Instructions to follow
The answer must be every entry, given again word for word.

Data records:
===============
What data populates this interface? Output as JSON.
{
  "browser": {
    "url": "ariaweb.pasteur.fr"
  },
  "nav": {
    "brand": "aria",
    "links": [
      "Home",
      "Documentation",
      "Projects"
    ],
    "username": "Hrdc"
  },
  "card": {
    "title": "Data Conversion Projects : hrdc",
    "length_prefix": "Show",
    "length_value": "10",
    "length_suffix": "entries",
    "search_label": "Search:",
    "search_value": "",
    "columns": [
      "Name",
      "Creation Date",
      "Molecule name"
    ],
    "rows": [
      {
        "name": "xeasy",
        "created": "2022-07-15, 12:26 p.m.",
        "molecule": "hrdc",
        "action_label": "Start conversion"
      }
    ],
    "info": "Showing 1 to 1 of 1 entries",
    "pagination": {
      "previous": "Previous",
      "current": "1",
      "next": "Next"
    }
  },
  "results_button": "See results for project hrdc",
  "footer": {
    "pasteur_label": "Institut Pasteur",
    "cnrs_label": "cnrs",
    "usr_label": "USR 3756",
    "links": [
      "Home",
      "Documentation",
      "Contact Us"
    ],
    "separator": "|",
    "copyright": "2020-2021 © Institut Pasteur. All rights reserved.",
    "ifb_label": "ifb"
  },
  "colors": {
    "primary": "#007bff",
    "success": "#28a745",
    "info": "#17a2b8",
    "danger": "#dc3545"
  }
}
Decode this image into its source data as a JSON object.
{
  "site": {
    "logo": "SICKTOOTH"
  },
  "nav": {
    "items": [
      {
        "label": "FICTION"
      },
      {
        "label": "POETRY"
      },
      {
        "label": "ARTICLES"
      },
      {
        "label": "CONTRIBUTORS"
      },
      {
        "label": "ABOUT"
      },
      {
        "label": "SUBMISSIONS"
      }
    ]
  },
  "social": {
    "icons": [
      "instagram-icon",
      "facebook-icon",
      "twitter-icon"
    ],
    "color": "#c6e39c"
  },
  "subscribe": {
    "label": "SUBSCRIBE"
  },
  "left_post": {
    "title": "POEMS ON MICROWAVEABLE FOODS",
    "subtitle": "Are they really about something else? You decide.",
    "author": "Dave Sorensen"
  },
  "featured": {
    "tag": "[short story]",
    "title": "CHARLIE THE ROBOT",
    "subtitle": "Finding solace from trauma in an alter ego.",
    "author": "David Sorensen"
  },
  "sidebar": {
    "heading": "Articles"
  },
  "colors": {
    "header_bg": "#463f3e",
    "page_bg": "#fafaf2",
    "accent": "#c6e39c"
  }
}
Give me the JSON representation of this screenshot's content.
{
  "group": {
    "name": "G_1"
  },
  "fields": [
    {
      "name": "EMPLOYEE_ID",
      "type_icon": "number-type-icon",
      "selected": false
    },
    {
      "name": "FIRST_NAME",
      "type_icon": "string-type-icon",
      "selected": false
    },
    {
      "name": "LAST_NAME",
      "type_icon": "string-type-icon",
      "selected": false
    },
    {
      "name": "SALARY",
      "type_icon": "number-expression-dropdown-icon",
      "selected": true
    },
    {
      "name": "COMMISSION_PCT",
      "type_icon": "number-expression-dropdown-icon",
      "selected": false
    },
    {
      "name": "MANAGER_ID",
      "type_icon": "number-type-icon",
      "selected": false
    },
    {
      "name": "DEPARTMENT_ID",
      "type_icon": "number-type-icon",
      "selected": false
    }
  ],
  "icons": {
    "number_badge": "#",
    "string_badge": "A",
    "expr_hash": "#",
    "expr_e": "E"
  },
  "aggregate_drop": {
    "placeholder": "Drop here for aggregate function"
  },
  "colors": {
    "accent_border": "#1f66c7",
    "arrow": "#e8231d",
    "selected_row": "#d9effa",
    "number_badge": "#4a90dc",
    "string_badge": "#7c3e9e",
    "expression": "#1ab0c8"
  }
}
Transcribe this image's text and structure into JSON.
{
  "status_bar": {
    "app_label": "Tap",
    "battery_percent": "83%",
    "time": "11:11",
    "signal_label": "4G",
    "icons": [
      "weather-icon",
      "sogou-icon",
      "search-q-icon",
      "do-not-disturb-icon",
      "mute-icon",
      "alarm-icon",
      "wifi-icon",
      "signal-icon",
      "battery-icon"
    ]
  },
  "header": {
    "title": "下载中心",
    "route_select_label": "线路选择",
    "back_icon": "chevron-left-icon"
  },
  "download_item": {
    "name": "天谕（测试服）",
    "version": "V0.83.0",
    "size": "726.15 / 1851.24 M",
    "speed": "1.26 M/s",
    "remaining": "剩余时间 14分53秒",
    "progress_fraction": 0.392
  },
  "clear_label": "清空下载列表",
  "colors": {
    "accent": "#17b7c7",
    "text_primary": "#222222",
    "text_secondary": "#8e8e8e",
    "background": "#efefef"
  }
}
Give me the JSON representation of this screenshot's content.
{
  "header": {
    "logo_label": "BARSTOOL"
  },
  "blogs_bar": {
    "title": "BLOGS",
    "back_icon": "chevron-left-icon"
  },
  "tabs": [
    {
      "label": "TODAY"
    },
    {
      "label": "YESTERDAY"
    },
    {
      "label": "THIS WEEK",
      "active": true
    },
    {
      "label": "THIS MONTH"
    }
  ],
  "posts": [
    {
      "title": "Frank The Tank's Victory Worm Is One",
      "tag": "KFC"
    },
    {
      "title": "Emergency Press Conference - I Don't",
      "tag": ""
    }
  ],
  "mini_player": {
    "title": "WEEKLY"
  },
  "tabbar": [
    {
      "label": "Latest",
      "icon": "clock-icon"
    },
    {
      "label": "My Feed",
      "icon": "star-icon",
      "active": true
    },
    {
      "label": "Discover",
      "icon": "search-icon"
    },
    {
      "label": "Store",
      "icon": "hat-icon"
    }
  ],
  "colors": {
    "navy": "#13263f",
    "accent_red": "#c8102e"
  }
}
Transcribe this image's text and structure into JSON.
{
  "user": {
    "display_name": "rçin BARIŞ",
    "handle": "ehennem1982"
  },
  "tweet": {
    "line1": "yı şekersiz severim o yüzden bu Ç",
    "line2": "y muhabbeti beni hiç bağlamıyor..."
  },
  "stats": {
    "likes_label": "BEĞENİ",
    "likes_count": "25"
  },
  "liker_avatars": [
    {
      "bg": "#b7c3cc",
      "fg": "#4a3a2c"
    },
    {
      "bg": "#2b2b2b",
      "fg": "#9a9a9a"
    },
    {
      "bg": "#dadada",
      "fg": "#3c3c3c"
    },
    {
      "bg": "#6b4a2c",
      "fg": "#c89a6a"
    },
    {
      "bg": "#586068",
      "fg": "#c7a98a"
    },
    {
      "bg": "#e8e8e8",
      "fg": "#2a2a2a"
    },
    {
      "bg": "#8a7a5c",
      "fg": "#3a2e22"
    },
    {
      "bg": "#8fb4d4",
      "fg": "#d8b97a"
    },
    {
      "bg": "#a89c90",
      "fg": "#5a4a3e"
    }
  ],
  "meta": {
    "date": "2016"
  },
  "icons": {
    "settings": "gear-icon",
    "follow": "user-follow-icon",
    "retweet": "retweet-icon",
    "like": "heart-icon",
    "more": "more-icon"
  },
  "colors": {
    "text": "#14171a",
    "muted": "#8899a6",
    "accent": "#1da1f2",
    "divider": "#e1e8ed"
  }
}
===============
Answer to this exercise
What data populates this interface? Output as JSON.
{
  "browser": {
    "url": "ariaweb.pasteur.fr"
  },
  "nav": {
    "brand": "aria",
    "links": [
      "Home",
      "Documentation",
      "Projects"
    ],
    "username": "Hrdc"
  },
  "card": {
    "title": "Data Conversion Projects : hrdc",
    "length_prefix": "Show",
    "length_value": "10",
    "length_suffix": "entries",
    "search_label": "Search:",
    "search_value": "",
    "columns": [
      "Name",
      "Creation Date",
      "Molecule name"
    ],
    "rows": [
      {
        "name": "xeasy",
        "created": "2022-07-15, 12:26 p.m.",
        "molecule": "hrdc",
        "action_label": "Start conversion"
      }
    ],
    "info": "Showing 1 to 1 of 1 entries",
    "pagination": {
      "previous": "Previous",
      "current": "1",
      "next": "Next"
    }
  },
  "results_button": "See results for project hrdc",
  "footer": {
    "pasteur_label": "Institut Pasteur",
    "cnrs_label": "cnrs",
    "usr_label": "USR 3756",
    "links": [
      "Home",
      "Documentation",
      "Contact Us"
    ],
    "separator": "|",
    "copyright": "2020-2021 © Institut Pasteur. All rights reserved.",
    "ifb_label": "ifb"
  },
  "colors": {
    "primary": "#007bff",
    "success": "#28a745",
    "info": "#17a2b8",
    "danger": "#dc3545"
  }
}
Decode this image into its source data as a JSON object.
{
  "site": {
    "logo": "SICKTOOTH"
  },
  "nav": {
    "items": [
      {
        "label": "FICTION"
      },
      {
        "label": "POETRY"
      },
      {
        "label": "ARTICLES"
      },
      {
        "label": "CONTRIBUTORS"
      },
      {
        "label": "ABOUT"
      },
      {
        "label": "SUBMISSIONS"
      }
    ]
  },
  "social": {
    "icons": [
      "instagram-icon",
      "facebook-icon",
      "twitter-icon"
    ],
    "color": "#c6e39c"
  },
  "subscribe": {
    "label": "SUBSCRIBE"
  },
  "left_post": {
    "title": "POEMS ON MICROWAVEABLE FOODS",
    "subtitle": "Are they really about something else? You decide.",
    "author": "Dave Sorensen"
  },
  "featured": {
    "tag": "[short story]",
    "title": "CHARLIE THE ROBOT",
    "subtitle": "Finding solace from trauma in an alter ego.",
    "author": "David Sorensen"
  },
  "sidebar": {
    "heading": "Articles"
  },
  "colors": {
    "header_bg": "#463f3e",
    "page_bg": "#fafaf2",
    "accent": "#c6e39c"
  }
}
Give me the JSON representation of this screenshot's content.
{
  "group": {
    "name": "G_1"
  },
  "fields": [
    {
      "name": "EMPLOYEE_ID",
      "type_icon": "number-type-icon",
      "selected": false
    },
    {
      "name": "FIRST_NAME",
      "type_icon": "string-type-icon",
      "selected": false
    },
    {
      "name": "LAST_NAME",
      "type_icon": "string-type-icon",
      "selected": false
    },
    {
      "name": "SALARY",
      "type_icon": "number-expression-dropdown-icon",
      "selected": true
    },
    {
      "name": "COMMISSION_PCT",
      "type_icon": "number-expression-dropdown-icon",
      "selected": false
    },
    {
      "name": "MANAGER_ID",
      "type_icon": "number-type-icon",
      "selected": false
    },
    {
      "name": "DEPARTMENT_ID",
      "type_icon": "number-type-icon",
      "selected": false
    }
  ],
  "icons": {
    "number_badge": "#",
    "string_badge": "A",
    "expr_hash": "#",
    "expr_e": "E"
  },
  "aggregate_drop": {
    "placeholder": "Drop here for aggregate function"
  },
  "colors": {
    "accent_border": "#1f66c7",
    "arrow": "#e8231d",
    "selected_row": "#d9effa",
    "number_badge": "#4a90dc",
    "string_badge": "#7c3e9e",
    "expression": "#1ab0c8"
  }
}
Transcribe this image's text and structure into JSON.
{
  "status_bar": {
    "app_label": "Tap",
    "battery_percent": "83%",
    "time": "11:11",
    "signal_label": "4G",
    "icons": [
      "weather-icon",
      "sogou-icon",
      "search-q-icon",
      "do-not-disturb-icon",
      "mute-icon",
      "alarm-icon",
      "wifi-icon",
      "signal-icon",
      "battery-icon"
    ]
  },
  "header": {
    "title": "下载中心",
    "route_select_label": "线路选择",
    "back_icon": "chevron-left-icon"
  },
  "download_item": {
    "name": "天谕（测试服）",
    "version": "V0.83.0",
    "size": "726.15 / 1851.24 M",
    "speed": "1.26 M/s",
    "remaining": "剩余时间 14分53秒",
    "progress_fraction": 0.392
  },
  "clear_label": "清空下载列表",
  "colors": {
    "accent": "#17b7c7",
    "text_primary": "#222222",
    "text_secondary": "#8e8e8e",
    "background": "#efefef"
  }
}
Give me the JSON representation of this screenshot's content.
{
  "header": {
    "logo_label": "BARSTOOL"
  },
  "blogs_bar": {
    "title": "BLOGS",
    "back_icon": "chevron-left-icon"
  },
  "tabs": [
    {
      "label": "TODAY"
    },
    {
      "label": "YESTERDAY"
    },
    {
      "label": "THIS WEEK",
      "active": true
    },
    {
      "label": "THIS MONTH"
    }
  ],
  "posts": [
    {
      "title": "Frank The Tank's Victory Worm Is One",
      "tag": "KFC"
    },
    {
      "title": "Emergency Press Conference - I Don't",
      "tag": ""
    }
  ],
  "mini_player": {
    "title": "WEEKLY"
  },
  "tabbar": [
    {
      "label": "Latest",
      "icon": "clock-icon"
    },
    {
      "label": "My Feed",
      "icon": "star-icon",
      "active": true
    },
    {
      "label": "Discover",
      "icon": "search-icon"
    },
    {
      "label": "Store",
      "icon": "hat-icon"
    }
  ],
  "colors": {
    "navy": "#13263f",
    "accent_red": "#c8102e"
  }
}
Transcribe this image's text and structure into JSON.
{
  "user": {
    "display_name": "rçin BARIŞ",
    "handle": "ehennem1982"
  },
  "tweet": {
    "line1": "yı şekersiz severim o yüzden bu Ç",
    "line2": "y muhabbeti beni hiç bağlamıyor..."
  },
  "stats": {
    "likes_label": "BEĞENİ",
    "likes_count": "25"
  },
  "liker_avatars": [
    {
      "bg": "#b7c3cc",
      "fg": "#4a3a2c"
    },
    {
      "bg": "#2b2b2b",
      "fg": "#9a9a9a"
    },
    {
      "bg": "#dadada",
      "fg": "#3c3c3c"
    },
    {
      "bg": "#6b4a2c",
      "fg": "#c89a6a"
    },
    {
      "bg": "#586068",
      "fg": "#c7a98a"
    },
    {
      "bg": "#e8e8e8",
      "fg": "#2a2a2a"
    },
    {
      "bg": "#8a7a5c",
      "fg": "#3a2e22"
    },
    {
      "bg": "#8fb4d4",
      "fg": "#d8b97a"
    },
    {
      "bg": "#a89c90",
      "fg": "#5a4a3e"
    }
  ],
  "meta": {
    "date": "2016"
  },
  "icons": {
    "settings": "gear-icon",
    "follow": "user-follow-icon",
    "retweet": "retweet-icon",
    "like": "heart-icon",
    "more": "more-icon"
  },
  "colors": {
    "text": "#14171a",
    "muted": "#8899a6",
    "accent": "#1da1f2",
    "divider": "#e1e8ed"
  }
}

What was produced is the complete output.